Records from a data collection
..........

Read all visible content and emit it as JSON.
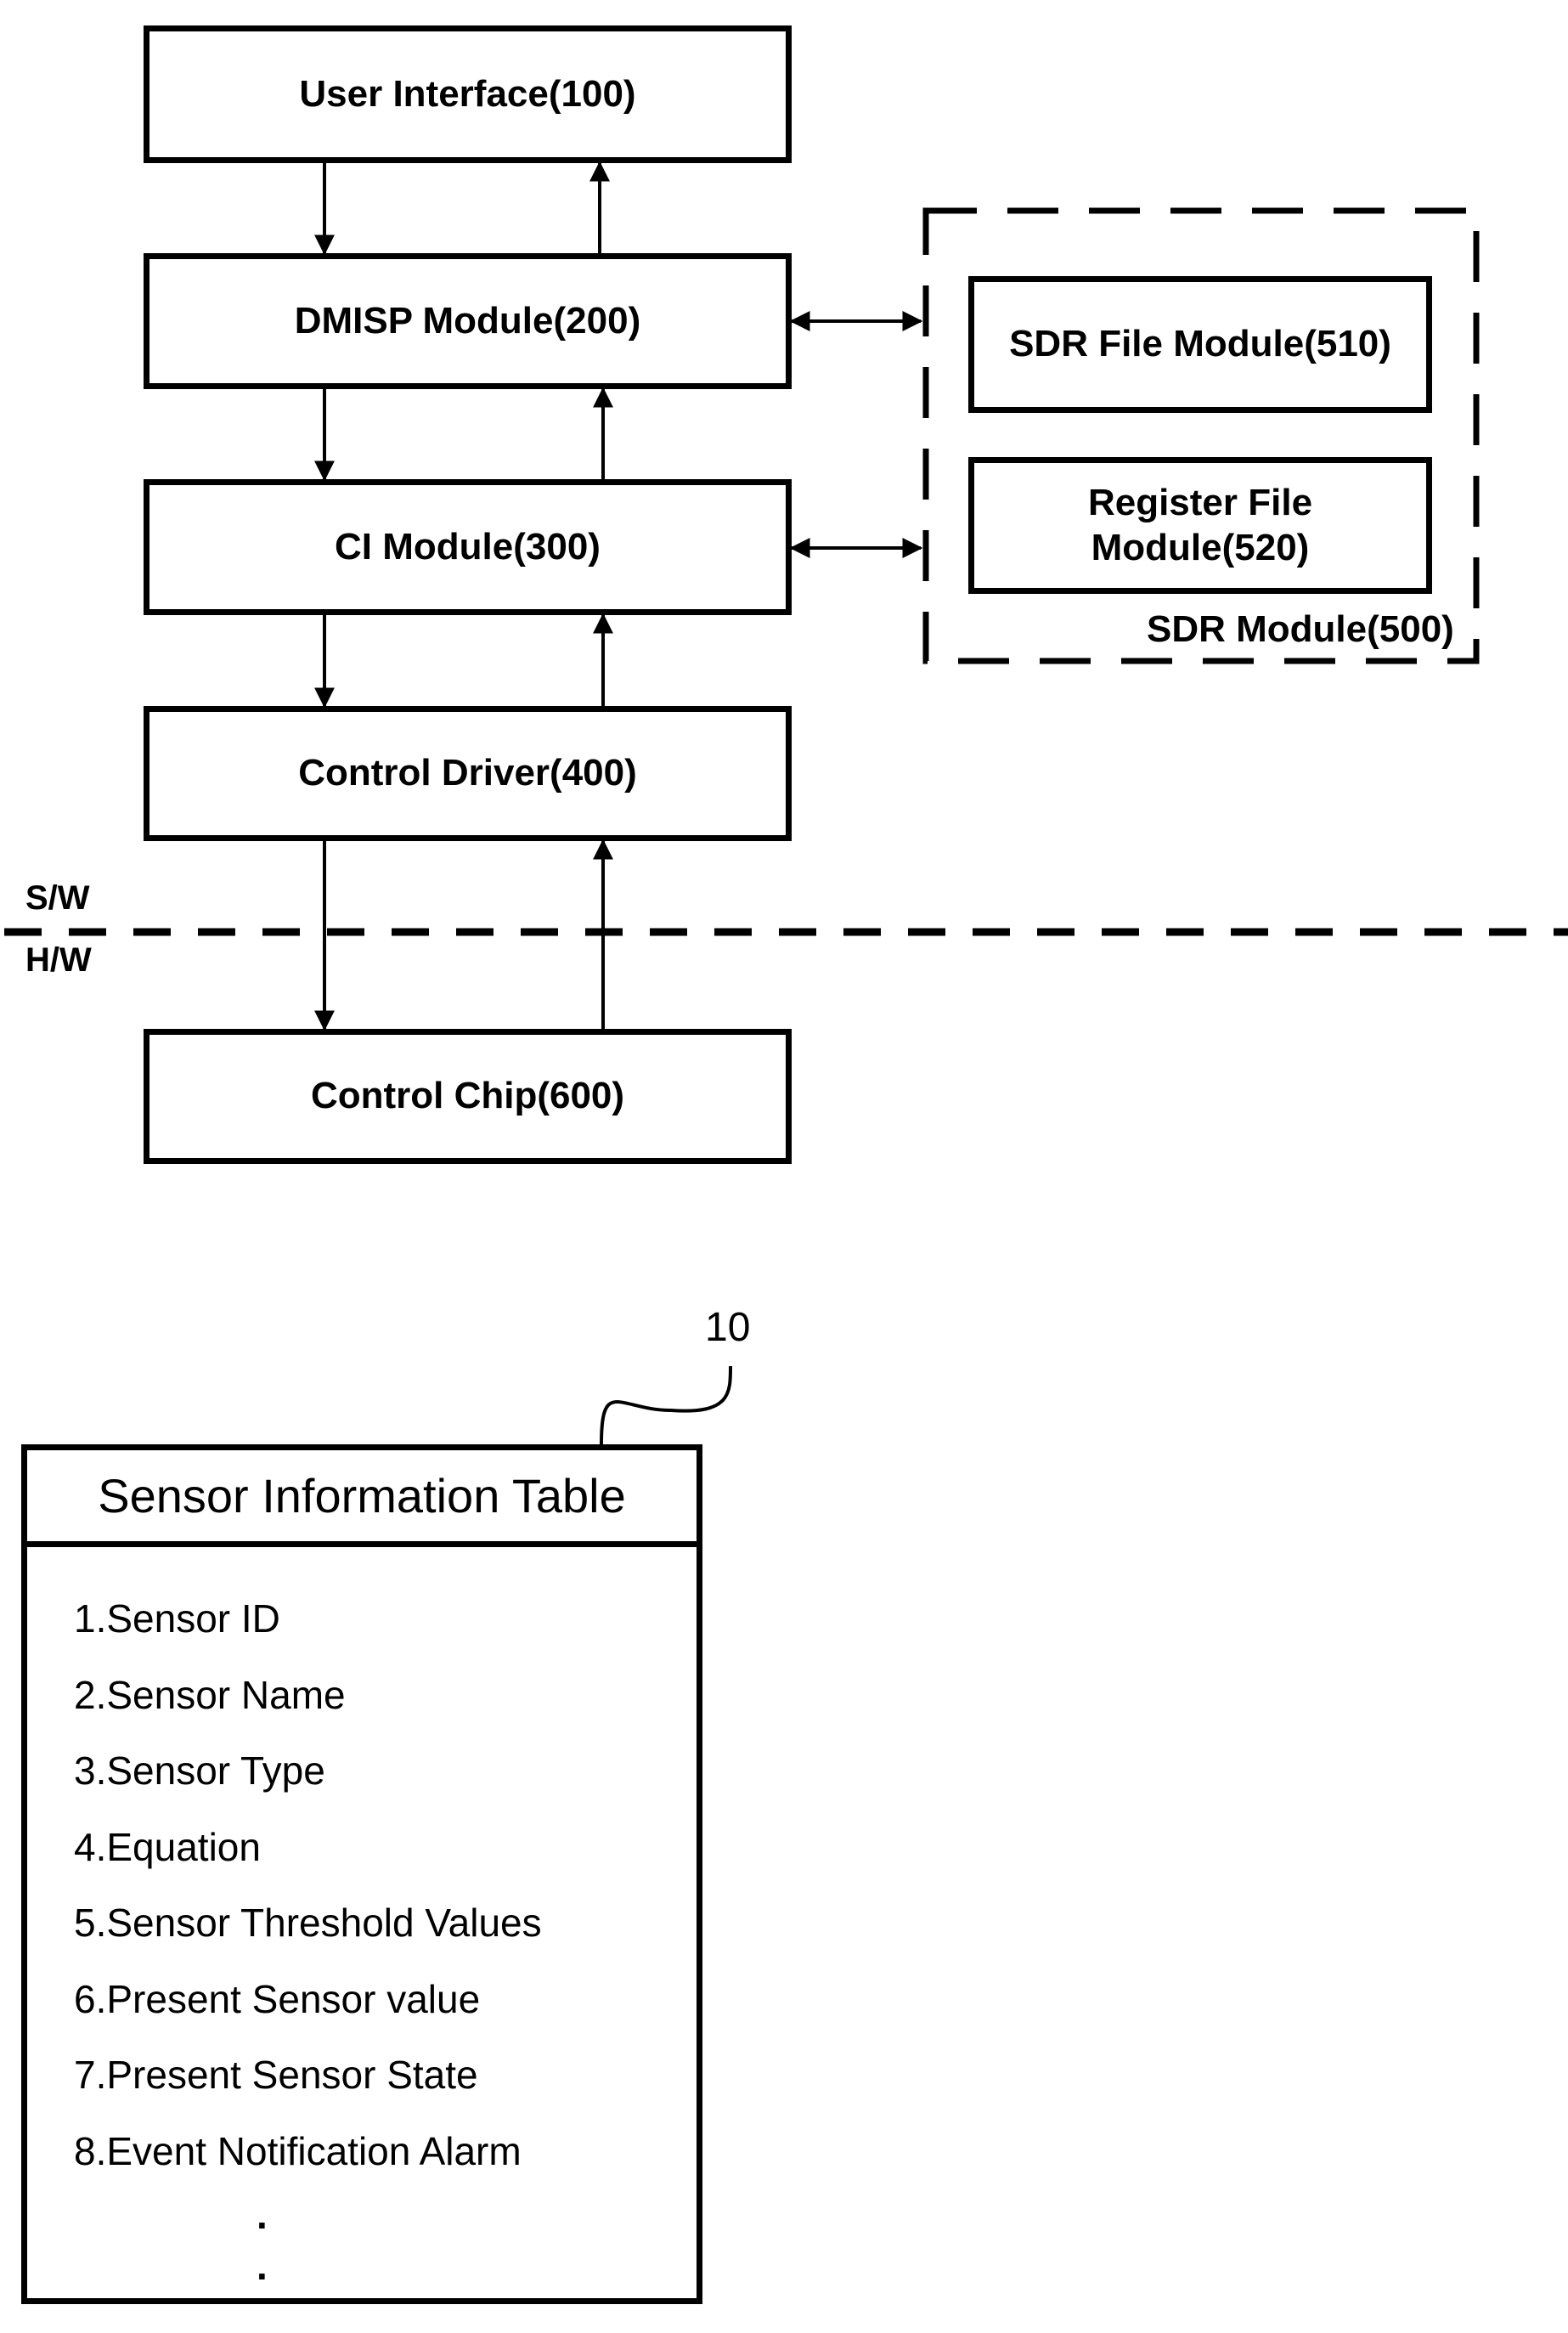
{
  "diagram": {
    "stack": [
      {
        "id": "user-interface",
        "label": "User Interface(100)"
      },
      {
        "id": "dmisp-module",
        "label": "DMISP Module(200)"
      },
      {
        "id": "ci-module",
        "label": "CI Module(300)"
      },
      {
        "id": "control-driver",
        "label": "Control Driver(400)"
      },
      {
        "id": "control-chip",
        "label": "Control Chip(600)"
      }
    ],
    "sdr_group": {
      "label": "SDR Module(500)",
      "children": [
        {
          "id": "sdr-file-module",
          "label": "SDR File Module(510)"
        },
        {
          "id": "register-file-module",
          "label": "Register File Module(520)"
        }
      ]
    },
    "boundary": {
      "upper": "S/W",
      "lower": "H/W"
    }
  },
  "sensor_table": {
    "ref": "10",
    "title": "Sensor Information Table",
    "items": [
      "1.Sensor ID",
      "2.Sensor Name",
      "3.Sensor Type",
      "4.Equation",
      "5.Sensor Threshold Values",
      "6.Present Sensor value",
      "7.Present Sensor State",
      "8.Event Notification Alarm"
    ],
    "continuation": "."
  }
}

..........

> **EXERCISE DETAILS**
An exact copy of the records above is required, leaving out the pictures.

> **FINAL ANSWER**
Read all visible content and emit it as JSON.
{
  "diagram": {
    "stack": [
      {
        "id": "user-interface",
        "label": "User Interface(100)"
      },
      {
        "id": "dmisp-module",
        "label": "DMISP Module(200)"
      },
      {
        "id": "ci-module",
        "label": "CI Module(300)"
      },
      {
        "id": "control-driver",
        "label": "Control Driver(400)"
      },
      {
        "id": "control-chip",
        "label": "Control Chip(600)"
      }
    ],
    "sdr_group": {
      "label": "SDR Module(500)",
      "children": [
        {
          "id": "sdr-file-module",
          "label": "SDR File Module(510)"
        },
        {
          "id": "register-file-module",
          "label": "Register File Module(520)"
        }
      ]
    },
    "boundary": {
      "upper": "S/W",
      "lower": "H/W"
    }
  },
  "sensor_table": {
    "ref": "10",
    "title": "Sensor Information Table",
    "items": [
      "1.Sensor ID",
      "2.Sensor Name",
      "3.Sensor Type",
      "4.Equation",
      "5.Sensor Threshold Values",
      "6.Present Sensor value",
      "7.Present Sensor State",
      "8.Event Notification Alarm"
    ],
    "continuation": "."
  }
}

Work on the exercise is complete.